114. Birth Prevalence of Congenital Cytomegalovirus Infection and Language, Hearing and Developmental Outcomes in a Cohort of HIV-Exposed, Uninfected Preschool Children
Session: Oral Abstract Session: Infant Viral Infections
Thursday, October 4, 2018: 8:45 AM
Room: S 156

Background: The prevalence of congenital cytomegalovirus infection (cCMV) at birth is 0.5-1% in the US. Most cCMV newborns are asymptomatic at birth with 10-15% subsequently developing sequelae, such as hearing loss. Higher cCMV prevalence (2.5-11.4%) is reported in infants born to HIV-infected women, associated with maternal immune suppression and lack of antiretroviral therapy (ART), with few studies addressing neurodevelopmental (ND) outcomes in their offspring.
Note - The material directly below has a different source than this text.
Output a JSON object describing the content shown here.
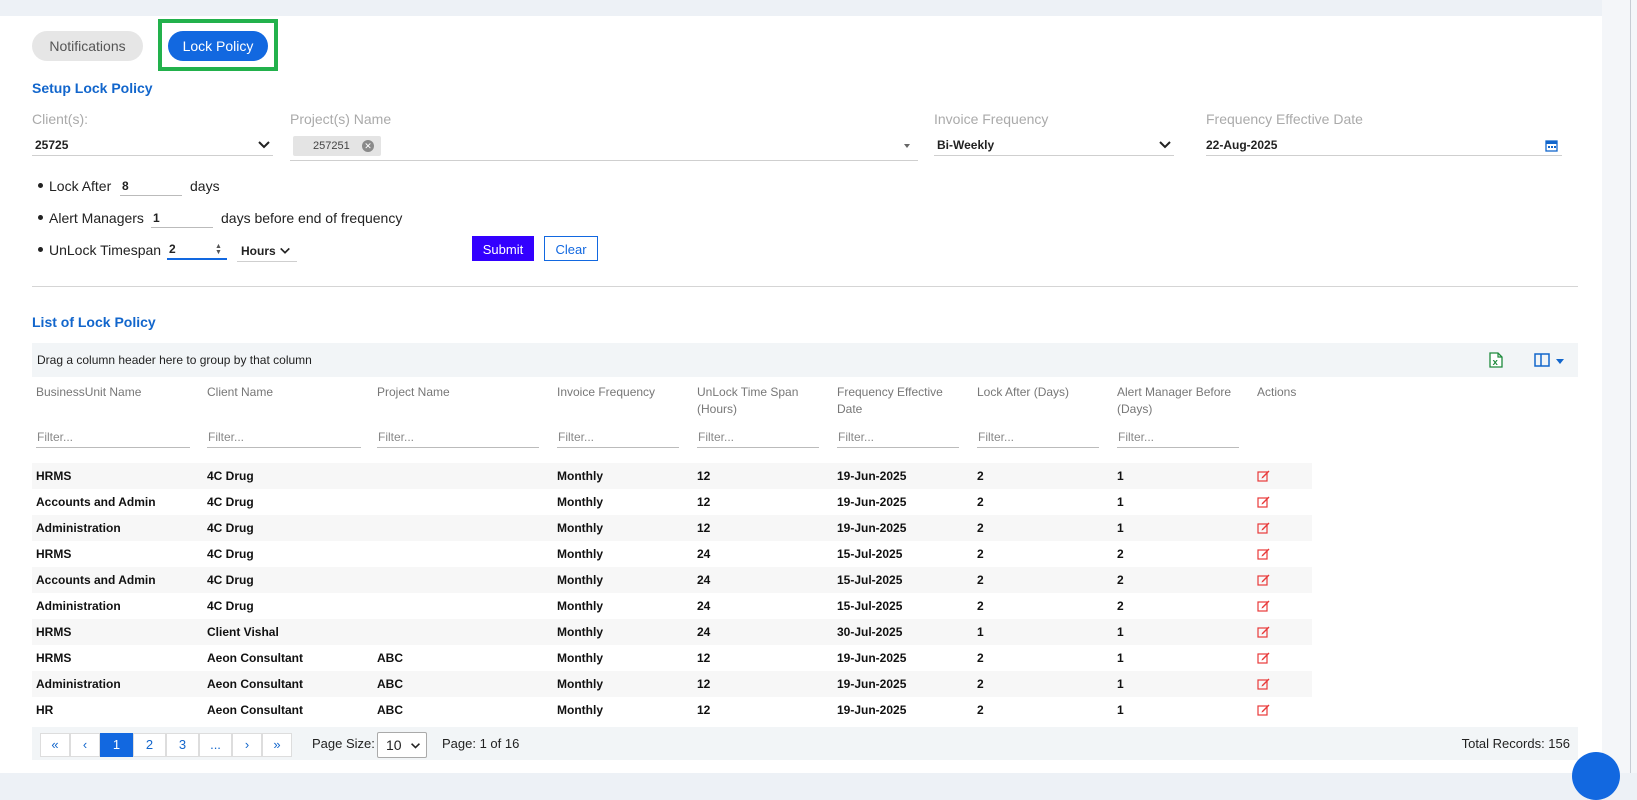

We report birth prevalence of cCMV in a cohort of HIV-exposed, uninfected infants (HEU) born to women on combination ART with well-controlled HIV and describe ND outcomes through age five years.

Methods: The Surveillance Monitoring for ART Toxicities (SMARTT) study is an ongoing NICHD-funded observational multi-centered cohort study (US and Puerto Rico) of growth and development of HEU children that commenced in 2007. As of 8/1/2017, participants with stored blood pellets collected ≤ 3 weeks after birth and at least one ND assessment ≥ 1 year of age had pellets tested by DNA PCR to establish cCMV. Comparisons of ND outcomes (defined in figure 1) at ages 1, 2 and 5 by cCMV status were made using Wilcoxon and Fisher’s Exact tests.  

Results: Of 895 children meeting study criteria (55% black; 32% white; 40% Latino), 8 had cCMV, yielding a birth prevalence of 0.89% (95% CI: 0.39-1.75%). All were asymptomatic and similar to CMV uninfected infants in gestational age and anthropometric measurements at birth. The last HIV viral load prior to delivery was undetectable in 88% of women. The last available CD4% was <20% in 3/8 mothers of cCMV newborns compared to 112/873 in those without (38% vs, 13%, p<0.07). The mean duration of follow-up (± standard deviation) of children with cCMV was 7.2 yrs (1.6) and those without, 5.9 yrs (2.3) years (p<0.11). ND assessments for language development (CDI at 1, A&S at 2, TOLD-P:3 at 5), cognition (Bayleys-III at 1), intelligence (WPPSI-III at 5), and hearing (PTA at 5) did not differ by cCMV status (figure 1).

Conclusion: Birth prevalence of cCMV in HEU children born within the last decade approaches national US prevalence. Preschool HEU children with asymptomatic cCMV at birth did not show poorer language, hearing and developmental outcomes compared to CMV uninfected HEU children.     

Murli Purswani, MD1, Tzy-Jyun Yao, PhD2, Jonathan S. Russell, MPH2, Kathleen Malee, PhD3, Stephen A. Spector, MD, FIDSA4, Paige Williams, PhD5, Toni Frederick, PhD6, Sandra Burchett, MD, MS7, Monika Dietrich, MD8, Sean Redmond, PhD9, Howard Hoffman, MA10, Peter Torre III, PhD11, Sonia Lee, PhD12, Mabel Rice, PhD13 and For the Pediatric HIV/AIDS Cohort Study (PHACS), (1)BronxCare Health System, Bronx, NY, (2)Harvard T.H. Chan School of Public Health, Boston, MA, (3)Northwestern Feinberg School of Medicine, Chicago, IL, (4)Pediatrics, University of California, San Diego, La Jolla, CA, (5)Harvard T.H. Chan School of Public Health Departments of Biostatistics and Epidemiology, Boston, MA, (6)Research Pediatrics, University of Southern California, Los Angeles, CA, (7)Boston Children's Hospital, Boston, MA, (8)Tulane University, New Orleans, LA, (9)University of Utah, Salt Lake City, UT, (10)NIDCD, NIH, Bethesda, MD, (11)San Diego State University, San Diego, CA, (12)NICHD, NIH, Bethesda, MD, (13)University of Kansas, Lawrence, KS

Disclosures:

M. Purswani, None

T. J. Yao, None

J. S. Russell, None

K. Malee, None

S. A. Spector, None

P. Williams, None

T. Frederick, None

S. Burchett, None

M. Dietrich, None

S. Redmond, None

H. Hoffman, None

P. Torre III, None

S. Lee, None

M. Rice, None

Previous Abstract | Next Abstract >>

Findings in the abstracts are embargoed until 12:01 a.m. PDT, Wednesday Oct. 3rd with the exception of research findings presented at the IDWeek press conferences.